**WHAT THIS TASK INVOLVES**
Out of the records below, copy all lines in which the word "Horst" occurs.

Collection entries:

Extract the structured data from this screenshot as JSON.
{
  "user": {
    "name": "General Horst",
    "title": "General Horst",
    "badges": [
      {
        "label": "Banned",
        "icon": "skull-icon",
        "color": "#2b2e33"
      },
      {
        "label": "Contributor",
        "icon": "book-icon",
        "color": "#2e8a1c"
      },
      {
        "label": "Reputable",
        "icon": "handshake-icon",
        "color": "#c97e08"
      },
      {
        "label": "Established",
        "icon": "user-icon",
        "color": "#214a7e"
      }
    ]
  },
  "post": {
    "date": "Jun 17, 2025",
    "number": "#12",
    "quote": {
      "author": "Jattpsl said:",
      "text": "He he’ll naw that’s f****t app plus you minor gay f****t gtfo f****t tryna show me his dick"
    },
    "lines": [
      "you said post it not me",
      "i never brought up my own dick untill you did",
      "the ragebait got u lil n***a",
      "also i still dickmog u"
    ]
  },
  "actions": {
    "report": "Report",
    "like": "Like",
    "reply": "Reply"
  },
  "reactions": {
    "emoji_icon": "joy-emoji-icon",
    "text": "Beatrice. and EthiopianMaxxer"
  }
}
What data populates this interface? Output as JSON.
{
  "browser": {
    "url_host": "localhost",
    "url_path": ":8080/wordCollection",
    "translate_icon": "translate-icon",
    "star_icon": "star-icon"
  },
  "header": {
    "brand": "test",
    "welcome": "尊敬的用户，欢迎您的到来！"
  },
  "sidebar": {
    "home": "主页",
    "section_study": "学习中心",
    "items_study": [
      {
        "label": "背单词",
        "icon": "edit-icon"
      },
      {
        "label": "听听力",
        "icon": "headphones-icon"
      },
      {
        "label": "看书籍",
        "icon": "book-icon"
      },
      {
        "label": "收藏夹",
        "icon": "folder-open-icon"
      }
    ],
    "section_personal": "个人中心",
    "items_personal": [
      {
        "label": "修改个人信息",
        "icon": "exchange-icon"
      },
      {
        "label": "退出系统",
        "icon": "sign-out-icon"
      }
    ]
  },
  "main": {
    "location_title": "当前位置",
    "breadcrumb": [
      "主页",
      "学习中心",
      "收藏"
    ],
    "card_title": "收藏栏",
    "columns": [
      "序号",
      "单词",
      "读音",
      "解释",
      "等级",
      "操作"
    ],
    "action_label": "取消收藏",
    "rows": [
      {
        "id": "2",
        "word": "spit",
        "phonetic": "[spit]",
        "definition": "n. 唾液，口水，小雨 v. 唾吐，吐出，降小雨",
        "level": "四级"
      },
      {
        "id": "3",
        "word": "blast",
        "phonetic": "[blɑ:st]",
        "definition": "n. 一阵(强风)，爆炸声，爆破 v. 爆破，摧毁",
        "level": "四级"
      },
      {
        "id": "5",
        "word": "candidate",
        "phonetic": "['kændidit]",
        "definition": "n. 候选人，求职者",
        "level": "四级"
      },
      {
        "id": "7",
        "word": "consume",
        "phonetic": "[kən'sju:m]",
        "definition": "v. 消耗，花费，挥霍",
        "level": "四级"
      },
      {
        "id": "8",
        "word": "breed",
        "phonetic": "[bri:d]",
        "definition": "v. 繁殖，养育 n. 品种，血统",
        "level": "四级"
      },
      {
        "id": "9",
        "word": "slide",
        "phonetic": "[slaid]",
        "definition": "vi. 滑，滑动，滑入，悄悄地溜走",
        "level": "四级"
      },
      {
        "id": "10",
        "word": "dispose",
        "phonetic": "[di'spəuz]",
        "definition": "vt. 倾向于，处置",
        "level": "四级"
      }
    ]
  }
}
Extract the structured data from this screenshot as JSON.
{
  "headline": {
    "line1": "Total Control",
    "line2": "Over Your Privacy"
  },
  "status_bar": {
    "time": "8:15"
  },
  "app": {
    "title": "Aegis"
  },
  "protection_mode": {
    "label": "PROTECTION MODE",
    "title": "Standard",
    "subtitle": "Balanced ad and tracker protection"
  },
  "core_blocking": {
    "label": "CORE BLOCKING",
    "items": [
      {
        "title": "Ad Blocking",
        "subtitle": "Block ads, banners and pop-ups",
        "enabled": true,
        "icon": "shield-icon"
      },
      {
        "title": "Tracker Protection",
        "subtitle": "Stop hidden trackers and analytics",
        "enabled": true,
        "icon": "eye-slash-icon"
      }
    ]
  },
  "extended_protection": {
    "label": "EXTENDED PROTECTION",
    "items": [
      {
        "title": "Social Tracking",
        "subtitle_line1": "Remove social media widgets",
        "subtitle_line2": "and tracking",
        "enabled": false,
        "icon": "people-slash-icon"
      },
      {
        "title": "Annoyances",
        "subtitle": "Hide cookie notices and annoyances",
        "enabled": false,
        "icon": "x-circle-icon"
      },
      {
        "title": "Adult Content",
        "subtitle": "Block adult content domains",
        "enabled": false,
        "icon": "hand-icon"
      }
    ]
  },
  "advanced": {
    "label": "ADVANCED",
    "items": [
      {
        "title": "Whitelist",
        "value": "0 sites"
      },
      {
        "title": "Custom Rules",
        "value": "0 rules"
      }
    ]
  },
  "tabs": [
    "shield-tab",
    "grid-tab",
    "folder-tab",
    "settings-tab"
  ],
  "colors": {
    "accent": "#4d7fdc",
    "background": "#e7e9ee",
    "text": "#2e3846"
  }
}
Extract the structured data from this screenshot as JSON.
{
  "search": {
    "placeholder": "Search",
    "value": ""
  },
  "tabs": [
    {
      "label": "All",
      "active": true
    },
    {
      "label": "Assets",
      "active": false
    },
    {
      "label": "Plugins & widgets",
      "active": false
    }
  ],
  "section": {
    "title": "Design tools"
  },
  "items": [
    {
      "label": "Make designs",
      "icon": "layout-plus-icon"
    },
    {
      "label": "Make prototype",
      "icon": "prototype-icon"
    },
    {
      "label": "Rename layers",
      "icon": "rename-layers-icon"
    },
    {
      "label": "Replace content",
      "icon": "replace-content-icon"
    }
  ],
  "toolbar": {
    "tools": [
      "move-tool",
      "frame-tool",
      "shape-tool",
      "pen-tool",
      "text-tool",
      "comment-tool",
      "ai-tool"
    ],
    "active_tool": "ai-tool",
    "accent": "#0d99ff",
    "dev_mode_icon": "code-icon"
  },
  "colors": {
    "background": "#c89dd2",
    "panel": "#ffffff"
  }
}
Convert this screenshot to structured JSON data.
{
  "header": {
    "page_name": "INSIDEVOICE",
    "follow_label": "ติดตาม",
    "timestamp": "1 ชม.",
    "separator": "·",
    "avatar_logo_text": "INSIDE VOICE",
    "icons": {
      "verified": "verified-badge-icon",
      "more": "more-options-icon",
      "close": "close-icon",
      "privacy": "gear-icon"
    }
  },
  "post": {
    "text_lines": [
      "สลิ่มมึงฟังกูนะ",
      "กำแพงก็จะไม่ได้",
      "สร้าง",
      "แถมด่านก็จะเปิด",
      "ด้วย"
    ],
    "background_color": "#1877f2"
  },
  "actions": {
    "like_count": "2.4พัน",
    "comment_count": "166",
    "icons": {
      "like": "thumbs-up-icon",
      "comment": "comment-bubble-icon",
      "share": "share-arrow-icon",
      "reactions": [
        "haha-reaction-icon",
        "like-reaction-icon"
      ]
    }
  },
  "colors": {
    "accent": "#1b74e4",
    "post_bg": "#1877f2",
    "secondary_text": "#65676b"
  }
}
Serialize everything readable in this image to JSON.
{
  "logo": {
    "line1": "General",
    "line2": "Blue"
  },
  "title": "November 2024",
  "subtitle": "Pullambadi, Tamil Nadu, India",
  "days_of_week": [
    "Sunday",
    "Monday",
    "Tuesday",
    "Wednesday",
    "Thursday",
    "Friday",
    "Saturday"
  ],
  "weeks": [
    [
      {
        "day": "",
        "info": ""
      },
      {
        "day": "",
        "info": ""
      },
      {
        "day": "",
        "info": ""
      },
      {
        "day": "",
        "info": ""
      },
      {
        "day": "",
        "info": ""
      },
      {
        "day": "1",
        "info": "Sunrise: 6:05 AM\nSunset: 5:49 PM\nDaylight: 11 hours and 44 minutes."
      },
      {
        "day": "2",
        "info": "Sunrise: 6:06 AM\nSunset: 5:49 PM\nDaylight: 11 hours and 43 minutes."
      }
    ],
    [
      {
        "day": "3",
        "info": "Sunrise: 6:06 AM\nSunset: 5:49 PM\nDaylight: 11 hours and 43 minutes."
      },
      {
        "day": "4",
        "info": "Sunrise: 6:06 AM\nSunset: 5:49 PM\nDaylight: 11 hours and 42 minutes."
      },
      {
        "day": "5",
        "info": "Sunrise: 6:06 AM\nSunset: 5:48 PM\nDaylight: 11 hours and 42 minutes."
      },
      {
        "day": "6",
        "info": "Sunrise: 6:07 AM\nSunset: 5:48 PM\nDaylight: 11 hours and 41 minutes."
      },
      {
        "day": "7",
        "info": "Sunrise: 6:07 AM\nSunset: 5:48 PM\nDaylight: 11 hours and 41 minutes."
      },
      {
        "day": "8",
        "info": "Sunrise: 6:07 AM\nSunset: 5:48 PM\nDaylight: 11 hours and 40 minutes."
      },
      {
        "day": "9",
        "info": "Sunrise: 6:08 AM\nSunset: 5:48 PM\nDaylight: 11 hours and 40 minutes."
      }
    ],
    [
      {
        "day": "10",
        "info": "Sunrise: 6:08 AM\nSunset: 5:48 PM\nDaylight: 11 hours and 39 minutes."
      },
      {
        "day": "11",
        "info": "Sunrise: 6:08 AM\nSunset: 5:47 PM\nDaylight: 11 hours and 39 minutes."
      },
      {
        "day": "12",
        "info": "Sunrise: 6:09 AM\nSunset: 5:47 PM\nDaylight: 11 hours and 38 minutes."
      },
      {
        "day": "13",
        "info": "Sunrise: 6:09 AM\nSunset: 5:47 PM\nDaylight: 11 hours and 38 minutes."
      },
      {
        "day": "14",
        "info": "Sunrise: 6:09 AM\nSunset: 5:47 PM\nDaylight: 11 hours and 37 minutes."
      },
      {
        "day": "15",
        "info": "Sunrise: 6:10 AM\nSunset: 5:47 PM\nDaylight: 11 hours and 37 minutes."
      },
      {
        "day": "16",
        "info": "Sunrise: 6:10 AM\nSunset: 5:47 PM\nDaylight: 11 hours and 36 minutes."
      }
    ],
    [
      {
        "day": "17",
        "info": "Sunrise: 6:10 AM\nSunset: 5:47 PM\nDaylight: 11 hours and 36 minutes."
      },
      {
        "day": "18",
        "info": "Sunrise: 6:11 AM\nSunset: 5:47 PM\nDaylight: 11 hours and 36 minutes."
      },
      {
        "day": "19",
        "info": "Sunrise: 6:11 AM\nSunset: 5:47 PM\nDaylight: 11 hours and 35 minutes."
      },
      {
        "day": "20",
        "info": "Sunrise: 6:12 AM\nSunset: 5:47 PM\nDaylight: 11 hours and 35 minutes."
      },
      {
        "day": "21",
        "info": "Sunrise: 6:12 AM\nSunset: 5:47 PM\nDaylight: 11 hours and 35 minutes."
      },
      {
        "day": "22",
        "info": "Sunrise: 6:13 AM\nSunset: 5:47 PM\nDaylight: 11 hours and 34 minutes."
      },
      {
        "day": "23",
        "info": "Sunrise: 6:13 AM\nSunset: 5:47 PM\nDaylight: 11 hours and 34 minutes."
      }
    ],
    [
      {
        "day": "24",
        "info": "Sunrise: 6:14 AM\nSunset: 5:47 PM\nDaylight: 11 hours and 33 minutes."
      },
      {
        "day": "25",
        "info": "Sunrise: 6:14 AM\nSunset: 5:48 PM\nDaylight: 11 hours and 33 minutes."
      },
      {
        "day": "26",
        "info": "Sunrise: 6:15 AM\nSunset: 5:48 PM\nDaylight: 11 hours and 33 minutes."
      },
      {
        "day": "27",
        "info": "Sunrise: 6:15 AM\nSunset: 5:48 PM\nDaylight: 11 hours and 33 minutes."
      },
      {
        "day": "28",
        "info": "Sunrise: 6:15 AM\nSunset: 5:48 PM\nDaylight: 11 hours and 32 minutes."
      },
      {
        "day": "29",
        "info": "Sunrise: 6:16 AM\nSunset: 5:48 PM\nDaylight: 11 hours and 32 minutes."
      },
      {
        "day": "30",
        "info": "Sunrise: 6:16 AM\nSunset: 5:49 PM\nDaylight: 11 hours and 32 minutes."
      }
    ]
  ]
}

**RESULT OF THE TASK**
    "name": "General Horst",
    "title": "General Horst",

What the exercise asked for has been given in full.